The fact that reprocessing serves to reduce volumes of used nuclear fuel does not negate the need for a geologic facility for long-term disposal of high-level radioactive waste, Fertel told the House Science Committee’s energy subcommittee. This factor needs to be considered in developing national policies on reprocessing.
“Future reprocessing of commercial used nuclear fuel is a worthy future goal, but it must overcome several challenges before it can be employed in the United States,” Fertel said.
Closing the nuclear fuel cycle by reprocessing, or separating uranium and plutonium out of used fuel to permit further use of these elements, is used by 12 of the 33 nations that generate nuclear energy and all with “some form of government funding,” Fertel said.
He noted that reprocessing has not been employed in the United States for more than 20 years. The technology was banned by President Carter due to proliferation concerns. President Reagan lifted the ban, and President Clinton later reinstituted it.

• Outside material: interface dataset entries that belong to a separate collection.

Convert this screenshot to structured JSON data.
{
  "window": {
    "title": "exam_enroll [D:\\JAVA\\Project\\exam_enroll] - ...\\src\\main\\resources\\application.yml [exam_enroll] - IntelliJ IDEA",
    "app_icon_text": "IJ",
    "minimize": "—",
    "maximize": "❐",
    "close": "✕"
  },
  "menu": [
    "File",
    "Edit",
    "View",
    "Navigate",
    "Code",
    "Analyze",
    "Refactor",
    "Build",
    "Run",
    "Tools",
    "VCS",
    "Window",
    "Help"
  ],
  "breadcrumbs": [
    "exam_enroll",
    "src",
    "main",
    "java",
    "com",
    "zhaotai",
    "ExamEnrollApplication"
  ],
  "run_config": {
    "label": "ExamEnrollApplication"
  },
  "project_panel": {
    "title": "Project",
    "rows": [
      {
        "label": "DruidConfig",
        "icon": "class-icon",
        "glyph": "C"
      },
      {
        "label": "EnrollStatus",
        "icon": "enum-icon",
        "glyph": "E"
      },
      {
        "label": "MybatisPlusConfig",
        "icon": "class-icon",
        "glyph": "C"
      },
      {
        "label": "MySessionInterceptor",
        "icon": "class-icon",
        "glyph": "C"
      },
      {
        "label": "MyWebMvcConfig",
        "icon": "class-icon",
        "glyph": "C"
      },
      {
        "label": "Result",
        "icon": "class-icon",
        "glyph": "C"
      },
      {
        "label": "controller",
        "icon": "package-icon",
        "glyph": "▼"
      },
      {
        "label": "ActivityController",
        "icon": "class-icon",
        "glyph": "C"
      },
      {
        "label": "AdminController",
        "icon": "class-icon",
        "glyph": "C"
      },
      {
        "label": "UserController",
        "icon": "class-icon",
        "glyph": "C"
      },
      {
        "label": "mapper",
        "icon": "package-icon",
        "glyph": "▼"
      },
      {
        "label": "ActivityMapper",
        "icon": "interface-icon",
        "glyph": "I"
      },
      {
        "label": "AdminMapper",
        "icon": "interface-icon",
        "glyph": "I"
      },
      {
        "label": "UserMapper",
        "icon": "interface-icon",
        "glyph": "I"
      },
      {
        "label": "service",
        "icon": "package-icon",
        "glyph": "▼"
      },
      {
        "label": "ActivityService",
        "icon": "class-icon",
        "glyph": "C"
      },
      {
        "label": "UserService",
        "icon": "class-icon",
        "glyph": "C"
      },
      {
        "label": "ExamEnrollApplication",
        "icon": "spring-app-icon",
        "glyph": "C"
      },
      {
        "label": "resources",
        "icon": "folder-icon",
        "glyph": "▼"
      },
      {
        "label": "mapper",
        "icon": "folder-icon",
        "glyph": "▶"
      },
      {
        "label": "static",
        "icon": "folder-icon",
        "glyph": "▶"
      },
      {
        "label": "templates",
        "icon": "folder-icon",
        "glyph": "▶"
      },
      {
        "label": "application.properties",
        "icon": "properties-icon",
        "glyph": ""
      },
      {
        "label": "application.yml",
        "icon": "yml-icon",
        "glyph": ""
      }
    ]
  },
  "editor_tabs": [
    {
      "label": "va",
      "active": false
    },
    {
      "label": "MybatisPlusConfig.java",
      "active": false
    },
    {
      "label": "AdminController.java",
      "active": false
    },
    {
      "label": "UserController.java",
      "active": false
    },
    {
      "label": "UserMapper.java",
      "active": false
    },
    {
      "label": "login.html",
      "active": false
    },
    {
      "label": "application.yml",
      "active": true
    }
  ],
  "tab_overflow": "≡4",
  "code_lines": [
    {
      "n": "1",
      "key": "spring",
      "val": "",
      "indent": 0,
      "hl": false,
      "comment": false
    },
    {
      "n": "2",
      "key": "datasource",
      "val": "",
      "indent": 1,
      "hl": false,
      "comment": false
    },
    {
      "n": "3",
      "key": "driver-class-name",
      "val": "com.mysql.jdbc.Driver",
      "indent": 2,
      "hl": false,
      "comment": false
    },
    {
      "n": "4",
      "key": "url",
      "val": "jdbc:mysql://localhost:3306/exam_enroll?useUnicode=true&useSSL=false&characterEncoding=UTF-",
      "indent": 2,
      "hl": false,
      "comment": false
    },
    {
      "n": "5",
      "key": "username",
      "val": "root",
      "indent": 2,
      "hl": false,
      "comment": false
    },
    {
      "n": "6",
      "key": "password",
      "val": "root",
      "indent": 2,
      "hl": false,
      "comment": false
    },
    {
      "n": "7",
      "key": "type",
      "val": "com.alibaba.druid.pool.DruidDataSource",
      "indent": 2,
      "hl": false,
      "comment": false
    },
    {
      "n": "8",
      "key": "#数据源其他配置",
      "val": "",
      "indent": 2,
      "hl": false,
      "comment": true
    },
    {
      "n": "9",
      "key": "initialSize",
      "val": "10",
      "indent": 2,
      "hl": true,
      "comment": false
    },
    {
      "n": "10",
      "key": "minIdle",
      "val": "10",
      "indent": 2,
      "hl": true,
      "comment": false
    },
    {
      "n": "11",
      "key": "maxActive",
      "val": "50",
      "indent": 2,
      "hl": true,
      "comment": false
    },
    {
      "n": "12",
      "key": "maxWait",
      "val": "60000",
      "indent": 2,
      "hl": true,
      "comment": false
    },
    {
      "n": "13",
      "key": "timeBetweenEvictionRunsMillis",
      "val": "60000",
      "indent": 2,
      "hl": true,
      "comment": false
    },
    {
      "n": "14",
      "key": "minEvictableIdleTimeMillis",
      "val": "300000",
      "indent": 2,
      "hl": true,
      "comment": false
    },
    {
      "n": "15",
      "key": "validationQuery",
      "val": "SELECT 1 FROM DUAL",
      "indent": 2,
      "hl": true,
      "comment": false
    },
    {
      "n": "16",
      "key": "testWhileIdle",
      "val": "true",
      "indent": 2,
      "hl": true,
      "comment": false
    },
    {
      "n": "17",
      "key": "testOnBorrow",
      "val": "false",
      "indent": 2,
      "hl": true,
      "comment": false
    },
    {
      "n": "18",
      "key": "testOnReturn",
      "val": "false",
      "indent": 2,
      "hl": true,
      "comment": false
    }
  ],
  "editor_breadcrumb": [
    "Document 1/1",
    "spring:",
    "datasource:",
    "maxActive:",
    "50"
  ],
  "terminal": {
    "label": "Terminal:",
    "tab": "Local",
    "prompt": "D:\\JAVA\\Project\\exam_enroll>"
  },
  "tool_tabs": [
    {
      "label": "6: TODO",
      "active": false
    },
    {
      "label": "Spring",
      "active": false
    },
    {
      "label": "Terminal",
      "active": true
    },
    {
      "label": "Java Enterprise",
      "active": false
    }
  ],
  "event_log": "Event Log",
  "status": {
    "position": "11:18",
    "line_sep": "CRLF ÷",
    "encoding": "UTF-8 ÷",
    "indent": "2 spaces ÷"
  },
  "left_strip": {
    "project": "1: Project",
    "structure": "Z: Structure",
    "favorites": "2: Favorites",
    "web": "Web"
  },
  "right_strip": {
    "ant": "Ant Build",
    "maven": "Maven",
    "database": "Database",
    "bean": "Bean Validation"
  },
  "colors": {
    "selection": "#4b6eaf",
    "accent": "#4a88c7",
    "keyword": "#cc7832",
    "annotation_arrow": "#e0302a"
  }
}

Even if the ban on reprocessing were lifted again, the practice is not economically viable at this time because the cost of nuclear fuel from reprocessing is considerably more expensive than new fuel production, and cost reductions in disposal are not yet evident.
“Reprocessing requires massive and expensive facilities, similar to large chemical plants, that the public or private sector must develop and license with the Nuclear Regulatory Commission,” Fertel said.
He noted that, while reprocessing may have the benefits of further non-proliferation, the costs above what otherwise would be paid for fuel supply and waste disposal should not be borne by consumers.
Development of reprocessing technologies should take place in parallel with the development of the planned Yucca Mountain, Nev., repository in a manner that would enhance the repository’s efficiency.
“Reprocessing has the potential to provide future benefits that will make disposal more efficient and cost effective, but current reprocessing technology offers limited assistance to waste disposal,” he said.
Fertel expressed the industry’s support for exploration of advanced reprocessing and waste treatment technologies that support the administration’s goal of developing nuclear fuel that is “safer, more efficient and more proliferation resistant.”
The Nuclear Energy Institute is the nuclear energy industry’s policy organization. This news release and additional information about nuclear energy are available on NEI’s Internet site at http://www.nei.org.